* **What to work on**
Report how many lines in the records below hold the word "text". Add nothing to the number.

* **Records shown**
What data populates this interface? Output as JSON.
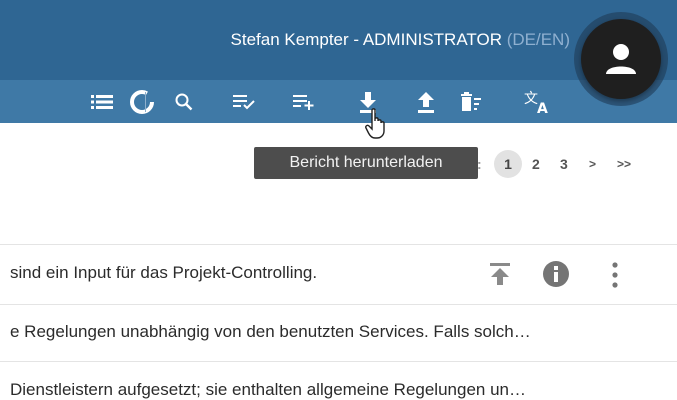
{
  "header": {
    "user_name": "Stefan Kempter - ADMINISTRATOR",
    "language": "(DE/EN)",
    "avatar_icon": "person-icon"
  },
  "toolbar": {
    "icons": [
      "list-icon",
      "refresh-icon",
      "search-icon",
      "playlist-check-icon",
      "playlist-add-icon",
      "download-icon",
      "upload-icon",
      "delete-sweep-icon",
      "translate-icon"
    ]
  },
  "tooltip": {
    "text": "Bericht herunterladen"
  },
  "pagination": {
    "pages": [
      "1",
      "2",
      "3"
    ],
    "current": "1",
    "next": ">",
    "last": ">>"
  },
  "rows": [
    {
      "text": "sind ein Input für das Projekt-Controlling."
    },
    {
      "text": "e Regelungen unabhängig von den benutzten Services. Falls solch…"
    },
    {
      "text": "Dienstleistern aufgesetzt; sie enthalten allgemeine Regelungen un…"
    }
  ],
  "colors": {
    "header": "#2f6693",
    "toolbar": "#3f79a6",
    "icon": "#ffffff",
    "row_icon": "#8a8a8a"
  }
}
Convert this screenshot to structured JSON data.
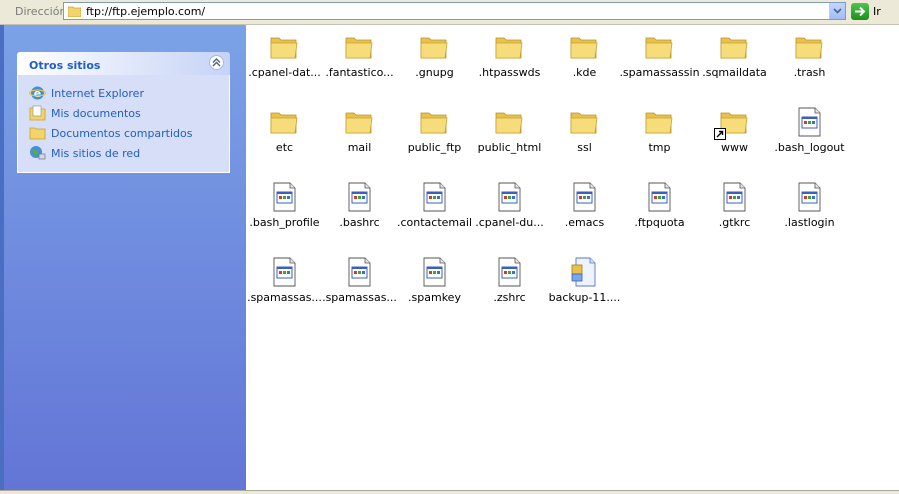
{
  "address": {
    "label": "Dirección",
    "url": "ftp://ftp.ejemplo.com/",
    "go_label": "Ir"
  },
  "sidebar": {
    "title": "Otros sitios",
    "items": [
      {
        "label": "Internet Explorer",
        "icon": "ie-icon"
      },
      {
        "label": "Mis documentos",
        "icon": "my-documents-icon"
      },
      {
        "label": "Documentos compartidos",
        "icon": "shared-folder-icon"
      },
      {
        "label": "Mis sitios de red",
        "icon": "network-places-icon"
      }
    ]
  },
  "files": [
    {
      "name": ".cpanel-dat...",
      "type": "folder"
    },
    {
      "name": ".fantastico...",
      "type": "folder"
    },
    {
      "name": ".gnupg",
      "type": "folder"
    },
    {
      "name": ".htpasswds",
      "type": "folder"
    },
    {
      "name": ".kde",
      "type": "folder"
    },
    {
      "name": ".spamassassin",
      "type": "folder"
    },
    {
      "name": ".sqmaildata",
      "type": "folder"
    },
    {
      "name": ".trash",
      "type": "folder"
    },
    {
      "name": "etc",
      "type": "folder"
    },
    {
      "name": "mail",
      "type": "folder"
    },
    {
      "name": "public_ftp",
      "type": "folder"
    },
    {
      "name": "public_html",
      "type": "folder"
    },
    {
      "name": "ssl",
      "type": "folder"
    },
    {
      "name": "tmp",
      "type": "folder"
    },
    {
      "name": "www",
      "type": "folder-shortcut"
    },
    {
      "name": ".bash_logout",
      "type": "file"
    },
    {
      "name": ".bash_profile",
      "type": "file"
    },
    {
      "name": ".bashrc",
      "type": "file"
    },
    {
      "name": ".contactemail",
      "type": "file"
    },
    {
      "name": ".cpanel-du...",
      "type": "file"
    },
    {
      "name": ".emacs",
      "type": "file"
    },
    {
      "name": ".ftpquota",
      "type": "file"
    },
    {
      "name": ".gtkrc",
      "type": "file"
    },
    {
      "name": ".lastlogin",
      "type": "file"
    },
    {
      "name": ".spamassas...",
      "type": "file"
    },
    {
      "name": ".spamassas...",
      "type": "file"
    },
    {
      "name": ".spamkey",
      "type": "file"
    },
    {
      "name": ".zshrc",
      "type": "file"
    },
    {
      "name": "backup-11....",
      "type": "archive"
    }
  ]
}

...

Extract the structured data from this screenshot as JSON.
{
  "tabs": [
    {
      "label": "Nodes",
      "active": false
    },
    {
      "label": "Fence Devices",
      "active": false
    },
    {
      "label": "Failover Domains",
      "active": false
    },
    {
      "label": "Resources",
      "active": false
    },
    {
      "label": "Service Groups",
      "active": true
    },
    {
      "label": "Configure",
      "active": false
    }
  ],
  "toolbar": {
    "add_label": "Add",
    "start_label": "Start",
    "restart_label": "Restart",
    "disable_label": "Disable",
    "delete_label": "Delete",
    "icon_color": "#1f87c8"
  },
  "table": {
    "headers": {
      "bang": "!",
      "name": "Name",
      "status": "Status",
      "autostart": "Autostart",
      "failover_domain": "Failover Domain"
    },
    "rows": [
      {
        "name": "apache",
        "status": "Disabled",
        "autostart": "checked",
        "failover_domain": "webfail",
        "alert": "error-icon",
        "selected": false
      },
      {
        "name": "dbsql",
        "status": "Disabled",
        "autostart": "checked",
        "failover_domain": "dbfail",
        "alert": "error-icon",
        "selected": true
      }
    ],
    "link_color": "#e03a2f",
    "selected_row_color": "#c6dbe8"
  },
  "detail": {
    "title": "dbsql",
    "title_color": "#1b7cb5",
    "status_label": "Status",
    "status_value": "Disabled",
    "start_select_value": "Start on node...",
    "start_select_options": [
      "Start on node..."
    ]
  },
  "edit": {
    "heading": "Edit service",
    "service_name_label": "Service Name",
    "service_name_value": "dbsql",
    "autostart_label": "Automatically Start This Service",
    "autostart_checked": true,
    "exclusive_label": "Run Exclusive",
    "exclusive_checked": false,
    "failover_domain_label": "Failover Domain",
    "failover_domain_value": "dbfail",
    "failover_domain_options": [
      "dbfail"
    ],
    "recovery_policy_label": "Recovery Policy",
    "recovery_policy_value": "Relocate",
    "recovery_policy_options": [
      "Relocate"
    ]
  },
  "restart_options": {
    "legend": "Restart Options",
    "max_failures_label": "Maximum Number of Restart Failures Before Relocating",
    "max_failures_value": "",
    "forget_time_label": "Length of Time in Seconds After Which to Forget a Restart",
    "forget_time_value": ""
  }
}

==

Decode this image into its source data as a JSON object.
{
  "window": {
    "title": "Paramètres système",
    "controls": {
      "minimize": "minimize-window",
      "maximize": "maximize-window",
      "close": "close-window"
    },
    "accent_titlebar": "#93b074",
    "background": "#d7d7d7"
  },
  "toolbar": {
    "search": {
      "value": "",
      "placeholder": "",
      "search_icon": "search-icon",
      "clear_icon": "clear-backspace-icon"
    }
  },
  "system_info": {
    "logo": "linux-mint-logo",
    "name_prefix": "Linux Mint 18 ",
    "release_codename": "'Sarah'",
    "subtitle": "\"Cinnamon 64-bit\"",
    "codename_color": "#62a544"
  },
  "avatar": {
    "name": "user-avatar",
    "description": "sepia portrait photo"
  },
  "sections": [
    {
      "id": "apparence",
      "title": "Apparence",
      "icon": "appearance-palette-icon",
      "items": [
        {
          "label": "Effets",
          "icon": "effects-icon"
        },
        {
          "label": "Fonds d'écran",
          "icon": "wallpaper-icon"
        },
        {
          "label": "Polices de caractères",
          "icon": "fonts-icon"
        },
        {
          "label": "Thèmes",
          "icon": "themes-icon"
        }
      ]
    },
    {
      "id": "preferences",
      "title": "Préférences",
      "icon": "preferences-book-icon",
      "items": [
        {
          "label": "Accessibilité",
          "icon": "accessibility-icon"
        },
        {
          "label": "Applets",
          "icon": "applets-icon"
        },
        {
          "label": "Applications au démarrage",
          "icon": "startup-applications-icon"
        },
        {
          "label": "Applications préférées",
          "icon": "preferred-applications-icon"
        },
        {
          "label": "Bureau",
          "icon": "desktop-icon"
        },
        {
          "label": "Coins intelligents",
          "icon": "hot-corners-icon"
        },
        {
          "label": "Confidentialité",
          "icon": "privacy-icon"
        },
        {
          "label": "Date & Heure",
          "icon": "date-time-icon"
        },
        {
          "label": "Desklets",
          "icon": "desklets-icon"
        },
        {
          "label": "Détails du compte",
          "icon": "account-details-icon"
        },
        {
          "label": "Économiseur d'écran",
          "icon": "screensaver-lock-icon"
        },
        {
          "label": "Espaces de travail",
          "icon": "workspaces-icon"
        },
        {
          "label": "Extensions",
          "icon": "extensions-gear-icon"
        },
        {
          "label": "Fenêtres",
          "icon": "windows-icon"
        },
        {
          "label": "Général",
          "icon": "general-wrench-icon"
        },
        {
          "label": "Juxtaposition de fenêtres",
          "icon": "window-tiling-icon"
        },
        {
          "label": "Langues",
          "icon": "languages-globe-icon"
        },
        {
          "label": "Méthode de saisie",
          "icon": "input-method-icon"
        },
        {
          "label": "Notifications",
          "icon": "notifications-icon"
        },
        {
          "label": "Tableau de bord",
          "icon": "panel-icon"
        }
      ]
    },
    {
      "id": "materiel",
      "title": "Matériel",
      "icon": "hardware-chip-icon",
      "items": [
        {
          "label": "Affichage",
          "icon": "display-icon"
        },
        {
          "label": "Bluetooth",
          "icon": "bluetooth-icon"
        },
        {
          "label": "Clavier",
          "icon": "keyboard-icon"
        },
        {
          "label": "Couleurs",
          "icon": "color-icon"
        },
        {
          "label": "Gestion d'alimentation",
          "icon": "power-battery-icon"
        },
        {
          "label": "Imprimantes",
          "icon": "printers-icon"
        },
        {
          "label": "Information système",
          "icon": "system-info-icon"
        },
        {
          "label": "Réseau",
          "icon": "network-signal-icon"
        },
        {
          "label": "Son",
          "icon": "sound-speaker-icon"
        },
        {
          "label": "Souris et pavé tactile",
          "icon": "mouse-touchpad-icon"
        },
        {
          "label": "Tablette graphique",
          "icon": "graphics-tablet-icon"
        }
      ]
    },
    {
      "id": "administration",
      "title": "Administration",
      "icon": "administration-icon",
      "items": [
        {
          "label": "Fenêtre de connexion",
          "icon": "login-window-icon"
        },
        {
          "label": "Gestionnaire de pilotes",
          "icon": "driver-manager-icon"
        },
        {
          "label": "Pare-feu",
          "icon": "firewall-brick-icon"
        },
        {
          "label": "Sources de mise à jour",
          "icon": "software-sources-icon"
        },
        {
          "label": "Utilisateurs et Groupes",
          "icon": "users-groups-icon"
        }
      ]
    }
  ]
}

* **Answer space**
4